It should be said that this situation certainly isn’t CBO fault. They’re a sober organization well aware of their own limits, and regularly try to remind us ( page 59) that even without policy changes, “actual spending for health care could be much lower or much higher than the figures contained in CBO’s and other analysts’ projections.” We just never pay attention. And as a consequence, we’re currently obsessing over a problem that might not exist.
But doesn’t uncertainty cut both ways? Like CBO said, spending could be much higher in the future — suppose, for example, we fight a war with Iran. That sort of unpredictable policy shift could make the future debt even bigger than CBO currently projects.
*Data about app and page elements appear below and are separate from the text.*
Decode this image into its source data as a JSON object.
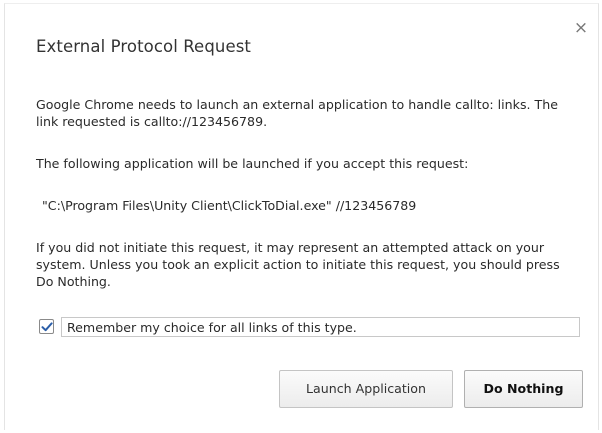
{
  "dialog": {
    "title": "External Protocol Request",
    "close_icon": "close-icon",
    "paragraphs": [
      "Google Chrome needs to launch an external application to handle callto: links. The link requested is callto://123456789.",
      "The following application will be launched if you accept this request:",
      "\"C:\\Program Files\\Unity Client\\ClickToDial.exe\" //123456789",
      "If you did not initiate this request, it may represent an attempted attack on your system. Unless you took an explicit action to initiate this request, you should press Do Nothing."
    ],
    "remember": {
      "label": "Remember my choice for all links of this type.",
      "checked": true
    },
    "buttons": {
      "launch": "Launch Application",
      "nothing": "Do Nothing"
    }
  },
  "colors": {
    "check": "#2b5ea8",
    "text": "#2a2a2a"
  }
}
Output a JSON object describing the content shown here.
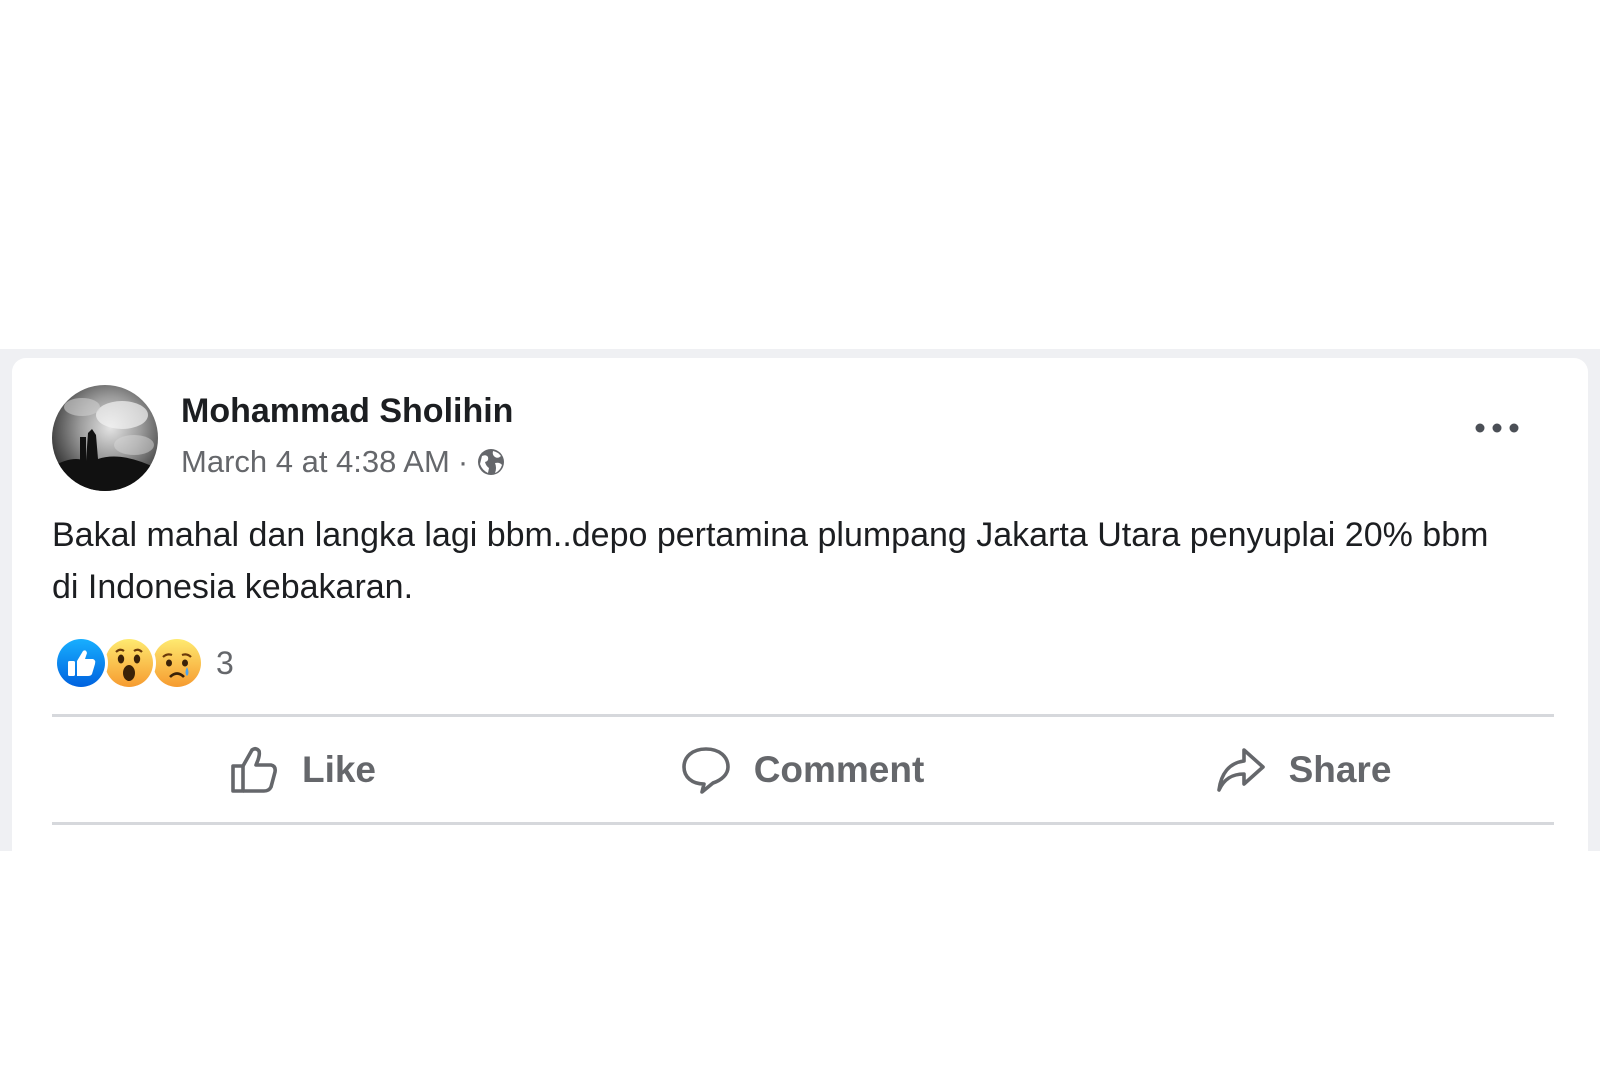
{
  "post": {
    "author": "Mohammad Sholihin",
    "timestamp": "March 4 at 4:38 AM",
    "separator": "·",
    "audience_icon": "globe-icon",
    "text": "Bakal mahal dan langka lagi bbm..depo pertamina plumpang Jakarta Utara penyuplai 20% bbm di Indonesia kebakaran.",
    "reactions": {
      "types": [
        "like-reaction-icon",
        "wow-reaction-icon",
        "sad-reaction-icon"
      ],
      "count": "3"
    },
    "actions": {
      "like_label": "Like",
      "comment_label": "Comment",
      "share_label": "Share"
    },
    "more_icon": "more-options-icon"
  },
  "colors": {
    "text_primary": "#1c1e21",
    "text_secondary": "#65676b",
    "like_blue": "#1877f2",
    "reaction_yellow": "#f7b125",
    "feed_background": "#eff0f3",
    "divider": "#d6d8dc"
  }
}
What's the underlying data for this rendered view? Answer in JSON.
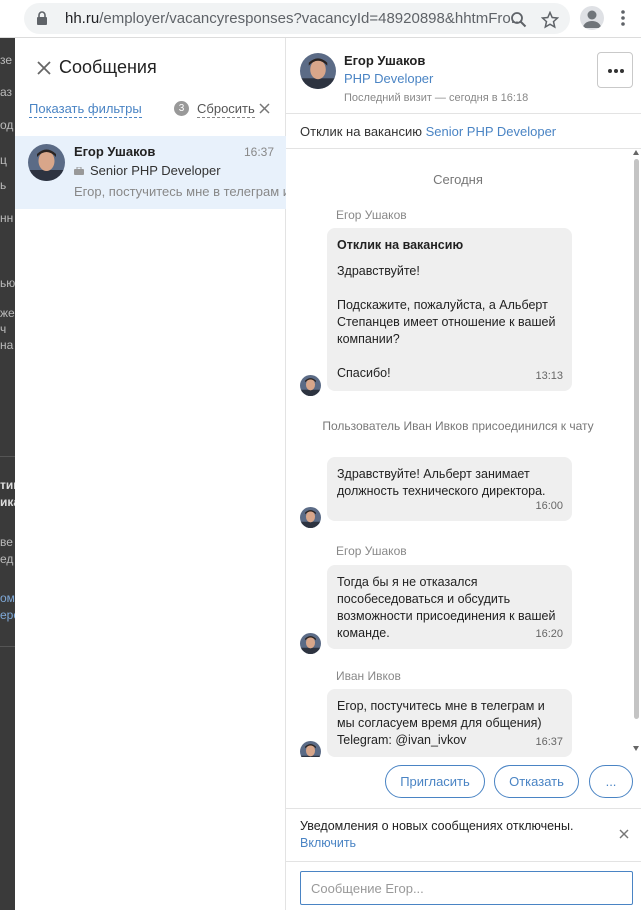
{
  "browser": {
    "url_host": "hh.ru",
    "url_path": "/employer/vacancyresponses?vacancyId=48920898&hhtmFro..."
  },
  "background_fragments": [
    "зе",
    "аз",
    "од",
    "ц",
    "ь",
    "нн",
    "ью",
    "жe",
    "ч",
    "на",
    "тик",
    "ика",
    "ве",
    "ед",
    "ом",
    "еро"
  ],
  "left_panel": {
    "title": "Сообщения",
    "filters_label": "Показать фильтры",
    "filters_count": "3",
    "reset_label": "Сбросить",
    "chats": [
      {
        "name": "Егор Ушаков",
        "time": "16:37",
        "vacancy": "Senior PHP Developer",
        "preview": "Егор, постучитесь мне в телеграм и мы согласуем время для общения)"
      }
    ]
  },
  "conversation": {
    "header": {
      "name": "Егор Ушаков",
      "position": "PHP Developer",
      "last_visit": "Последний визит — сегодня в 16:18"
    },
    "response_prefix": "Отклик на вакансию",
    "response_vacancy": "Senior PHP Developer",
    "day_label": "Сегодня",
    "messages": [
      {
        "sender": "Егор Ушаков",
        "title": "Отклик на вакансию",
        "lines": [
          "Здравствуйте!",
          "Подскажите, пожалуйста, а Альберт Степанцев имеет отношение к вашей компании?",
          "Спасибо!"
        ],
        "time": "13:13"
      },
      {
        "system": "Пользователь Иван Ивков присоединился к чату"
      },
      {
        "text": "Здравствуйте! Альберт занимает должность технического директора.",
        "time": "16:00"
      },
      {
        "sender": "Егор Ушаков",
        "text": "Тогда бы я не отказался пособеседоваться и обсудить возможности присоединения к вашей команде.",
        "time": "16:20"
      },
      {
        "sender": "Иван Ивков",
        "text": "Егор, постучитесь мне в телеграм и мы согласуем время для общения) Telegram: @ivan_ivkov",
        "time": "16:37"
      }
    ],
    "actions": {
      "invite": "Пригласить",
      "reject": "Отказать",
      "more": "..."
    },
    "notification": {
      "text": "Уведомления о новых сообщениях отключены.",
      "enable_link": "Включить"
    },
    "input": {
      "placeholder": "Сообщение Егор...",
      "value": ""
    }
  },
  "colors": {
    "accent": "#4a84c4",
    "selected_chat_bg": "#e8f1fb",
    "bubble_bg": "#efefef",
    "overlay_bg": "#3a3a3a"
  }
}
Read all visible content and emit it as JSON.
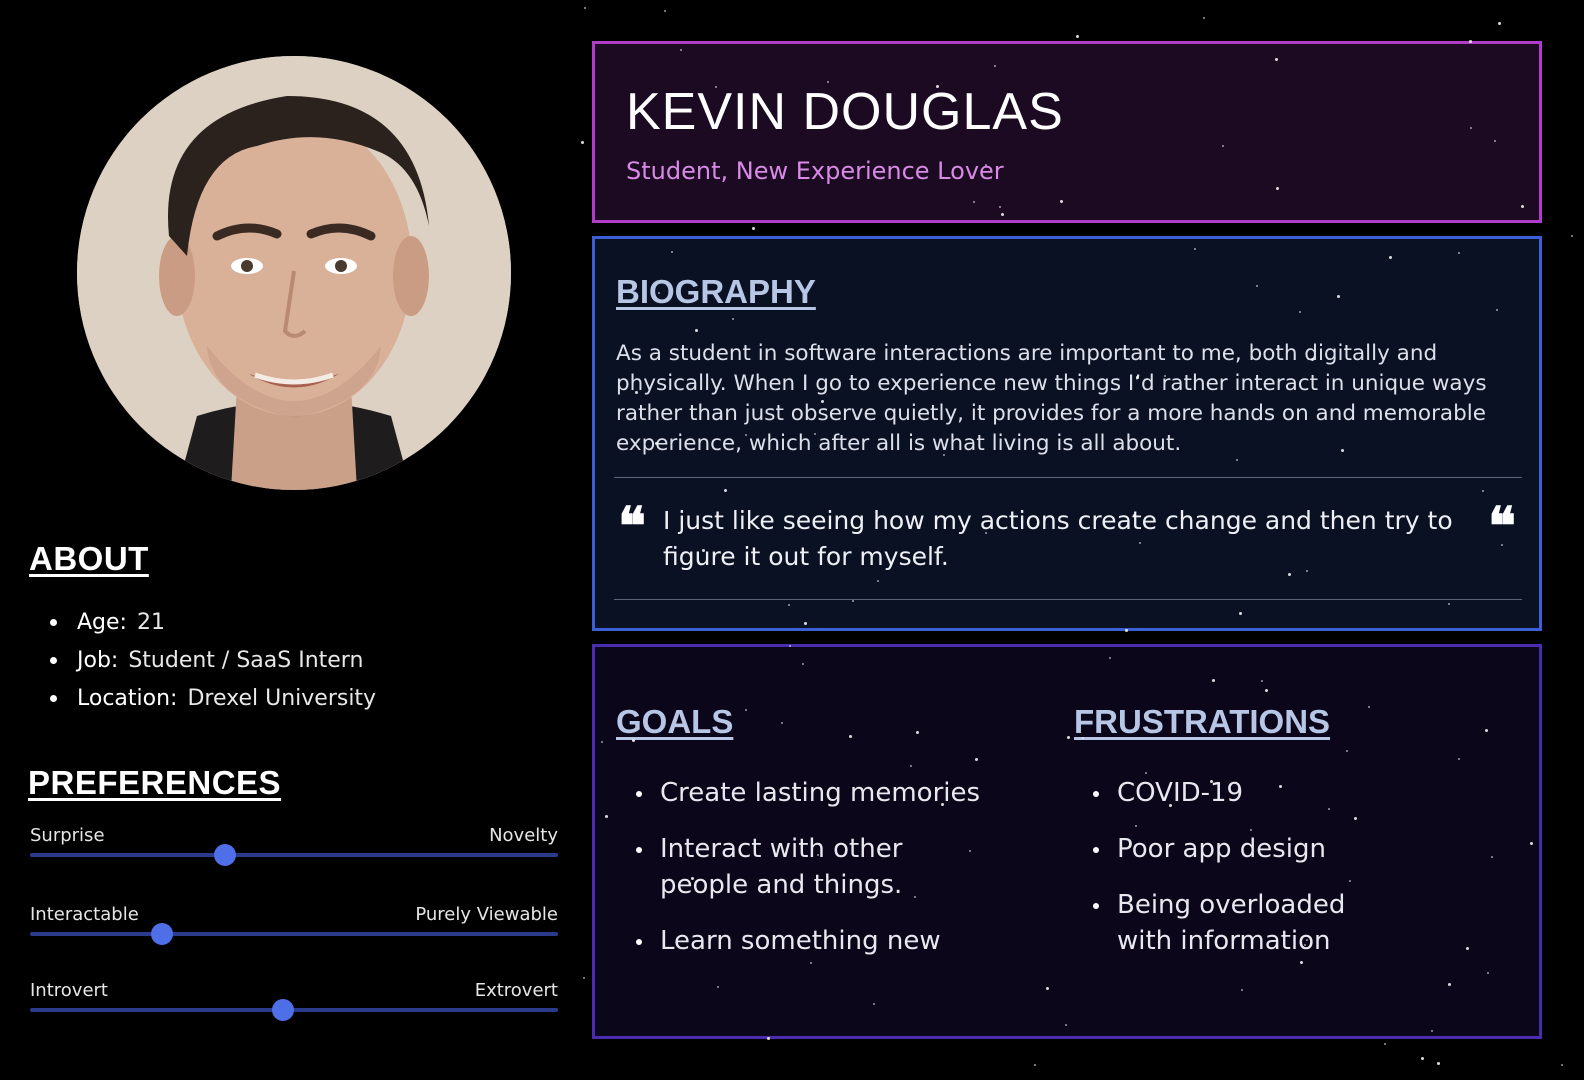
{
  "persona": {
    "name": "KEVIN DOUGLAS",
    "role": "Student, New Experience Lover"
  },
  "about": {
    "title": "ABOUT",
    "items": [
      {
        "key": "Age:",
        "value": "21"
      },
      {
        "key": "Job:",
        "value": "Student / SaaS Intern"
      },
      {
        "key": "Location:",
        "value": "Drexel University"
      }
    ]
  },
  "preferences": {
    "title": "PREFERENCES",
    "sliders": [
      {
        "left": "Surprise",
        "right": "Novelty",
        "value": 0.37
      },
      {
        "left": "Interactable",
        "right": "Purely Viewable",
        "value": 0.25
      },
      {
        "left": "Introvert",
        "right": "Extrovert",
        "value": 0.48
      }
    ]
  },
  "biography": {
    "title": "BIOGRAPHY",
    "text": "As a student in software interactions are important to me, both digitally and physically. When I go to experience new things I’d rather interact in unique ways rather than just observe quietly, it provides for a more hands on and memorable experience, which after all is what living is all about.",
    "quote": "I just like seeing how my actions create change and then try to figure it out for myself.",
    "quote_mark": "❝"
  },
  "goals": {
    "title": "GOALS",
    "items": [
      "Create lasting memories",
      "Interact with other people and things.",
      "Learn something new"
    ]
  },
  "frustrations": {
    "title": "FRUSTRATIONS",
    "items": [
      "COVID-19",
      "Poor app design",
      "Being overloaded with information"
    ]
  },
  "colors": {
    "name_border": "#b03cc8",
    "bio_border": "#3c5fd6",
    "goals_border": "#4a2cae",
    "role_text": "#d88ae6",
    "heading_text": "#b6c6e4",
    "slider_knob": "#4f6fe8",
    "slider_track": "#2b3b8c"
  }
}
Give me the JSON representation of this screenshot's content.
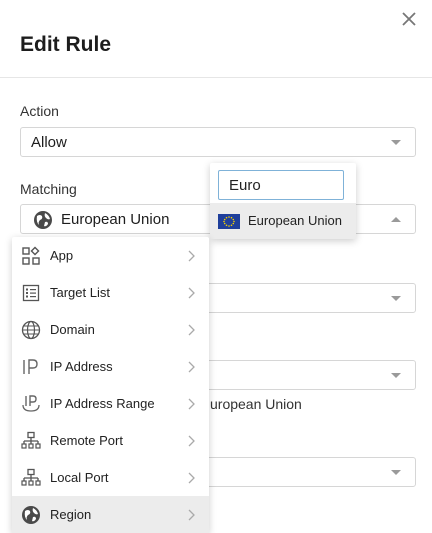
{
  "dialog": {
    "title": "Edit Rule",
    "close_icon": "close-icon"
  },
  "action": {
    "label": "Action",
    "value": "Allow"
  },
  "matching": {
    "label": "Matching",
    "value": "European Union",
    "icon": "globe-icon"
  },
  "background": {
    "partial_text": "uropean Union"
  },
  "search": {
    "value": "Euro",
    "result": "European Union",
    "result_icon": "eu-flag-icon"
  },
  "categories": [
    {
      "label": "App",
      "icon": "app-grid-icon"
    },
    {
      "label": "Target List",
      "icon": "list-icon"
    },
    {
      "label": "Domain",
      "icon": "globe-icon"
    },
    {
      "label": "IP Address",
      "icon": "ip-icon"
    },
    {
      "label": "IP Address Range",
      "icon": "ip-range-icon"
    },
    {
      "label": "Remote Port",
      "icon": "network-icon"
    },
    {
      "label": "Local Port",
      "icon": "network-icon"
    },
    {
      "label": "Region",
      "icon": "globe-filled-icon",
      "selected": true
    }
  ]
}
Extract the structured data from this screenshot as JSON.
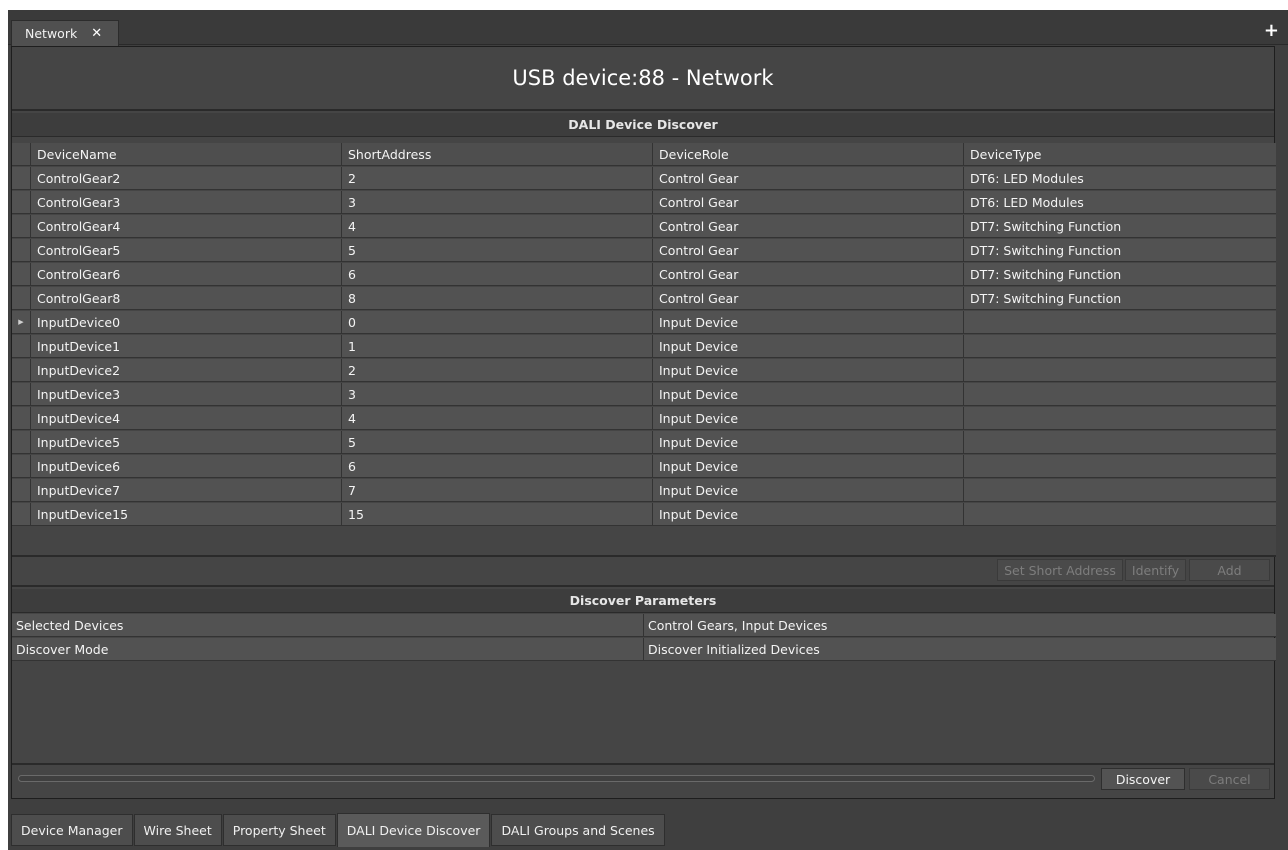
{
  "doc_tab": {
    "label": "Network",
    "close_glyph": "✕"
  },
  "add_tab_glyph": "+",
  "window_title": "USB device:88 - Network",
  "discover": {
    "header": "DALI Device Discover",
    "columns": [
      "DeviceName",
      "ShortAddress",
      "DeviceRole",
      "DeviceType"
    ],
    "rows": [
      [
        "ControlGear2",
        "2",
        "Control Gear",
        "DT6: LED Modules"
      ],
      [
        "ControlGear3",
        "3",
        "Control Gear",
        "DT6: LED Modules"
      ],
      [
        "ControlGear4",
        "4",
        "Control Gear",
        "DT7: Switching Function"
      ],
      [
        "ControlGear5",
        "5",
        "Control Gear",
        "DT7: Switching Function"
      ],
      [
        "ControlGear6",
        "6",
        "Control Gear",
        "DT7: Switching Function"
      ],
      [
        "ControlGear8",
        "8",
        "Control Gear",
        "DT7: Switching Function"
      ],
      [
        "InputDevice0",
        "0",
        "Input Device",
        ""
      ],
      [
        "InputDevice1",
        "1",
        "Input Device",
        ""
      ],
      [
        "InputDevice2",
        "2",
        "Input Device",
        ""
      ],
      [
        "InputDevice3",
        "3",
        "Input Device",
        ""
      ],
      [
        "InputDevice4",
        "4",
        "Input Device",
        ""
      ],
      [
        "InputDevice5",
        "5",
        "Input Device",
        ""
      ],
      [
        "InputDevice6",
        "6",
        "Input Device",
        ""
      ],
      [
        "InputDevice7",
        "7",
        "Input Device",
        ""
      ],
      [
        "InputDevice15",
        "15",
        "Input Device",
        ""
      ]
    ],
    "current_row": 6,
    "current_row_indicator": "▶"
  },
  "actions": {
    "set_short_address": "Set Short Address",
    "identify": "Identify",
    "add": "Add"
  },
  "parameters": {
    "header": "Discover Parameters",
    "rows": [
      [
        "Selected Devices",
        "Control Gears,  Input Devices"
      ],
      [
        "Discover Mode",
        "Discover Initialized Devices"
      ]
    ]
  },
  "buttons": {
    "discover": "Discover",
    "cancel": "Cancel"
  },
  "bottom_tabs": [
    "Device Manager",
    "Wire Sheet",
    "Property Sheet",
    "DALI Device Discover",
    "DALI Groups and Scenes"
  ],
  "active_bottom_tab": 3,
  "colors": {
    "panel_bg": "#454545",
    "row_bg": "#525252",
    "grid_line": "#333333",
    "text": "#f4f4f4",
    "disabled_text": "#7d7d7d"
  }
}
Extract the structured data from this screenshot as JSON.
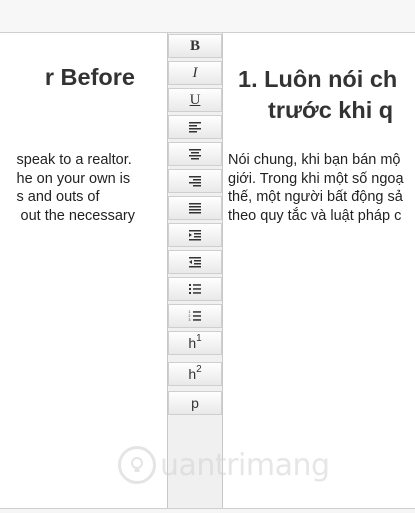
{
  "left_pane": {
    "heading": "r Before",
    "body": "speak to a realtor.\nhe on your own is\ns and outs of\n out the necessary"
  },
  "right_pane": {
    "heading_line1": "1. Luôn nói ch",
    "heading_line2": "trước khi q",
    "body": "Nói chung, khi bạn bán mộ\ngiới. Trong khi một số ngoạ\nthế, một người bất động sả\ntheo quy tắc và luật pháp c"
  },
  "toolbar": {
    "bold": "B",
    "italic": "I",
    "underline": "U",
    "align_left_icon": "align-left-icon",
    "align_center_icon": "align-center-icon",
    "align_right_icon": "align-right-icon",
    "align_justify_icon": "align-justify-icon",
    "indent_icon": "indent-icon",
    "outdent_icon": "outdent-icon",
    "bullet_list_icon": "bullet-list-icon",
    "numbered_list_icon": "numbered-list-icon",
    "h1_label": "h",
    "h1_sup": "1",
    "h2_label": "h",
    "h2_sup": "2",
    "p_label": "p"
  },
  "watermark": {
    "text": "uantrimang"
  }
}
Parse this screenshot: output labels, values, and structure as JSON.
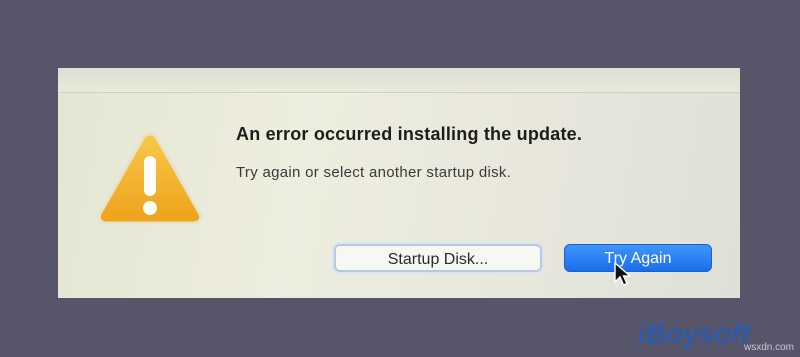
{
  "dialog": {
    "title": "An error occurred installing the update.",
    "message": "Try again or select another startup disk.",
    "icon": "warning-triangle-icon",
    "buttons": {
      "startup_disk": "Startup Disk...",
      "try_again": "Try Again"
    }
  },
  "branding": {
    "logo_text": "iBoysoft",
    "watermark": "wsxdn.com"
  },
  "colors": {
    "background": "#57556a",
    "accent_button": "#1a6fe8",
    "warning": "#f5b323"
  }
}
Well, it’s not all that clear that’d be bad: contrary to popular belief, there’s no magicdebt-to-GDP ratio that would trigger an economic crisis. Japan, Britain, and Francehave all carried far larger debt burdens than ours for extended periods of time without calamity arriving. America’s own borrowing costs are lower now than in the 90s, despite lower debt then. And because we control our own currency, it’s not even clear that the United States could ever suffer a debt-induced economic collapse. We could eventually run ourselves into high inflation, presumably, but we have more than enough room to maneuver there as well.
By fixating on a problem that may or may not exist, Washington has trapped policymaking in a weird, postmodern dilemma. We’ve declared there’s a crisis because we’ve produced a hypothetical number, tethered to reality only by a host of assumptions and guesswork about what will happen in the next several decades. Then we insist this “crisis” isn’t “solved” until we’ve made policy changes that shift the math designed to spit out said hypothetical number. Policymaking becomes less about solving concrete problems (more on that in a bit) and more about made-up numbers on an Excel spreadsheet.
This choice to prioritize a phantom number over real-world evidence has consequences. In a depression, spending cuts suck demand out of the economy, leading to slower growth. Remember: the denominator counts as much as the numerator in the debt-to-GDP ratio. Europe has so far pursued austerity with markedly more enthusiasm than the United States, and its economic performance predictably tanked as a result. Spain and France are anticipated to miss their latest debt-cutting targets, and the Continent as a whole will probably not see renewed economic growth for another year.
Both in Europe and here in America, we have tax codes that by their nature bring in less revenue when the economy goes into a downturn, and a series of safety net programs designed to ramp up when unemployment rises. The vast majority of the deficits we’ve seen since President Obama took office were due to the 2008 collapse. Under depression conditions, deficits are a feature, not a bug.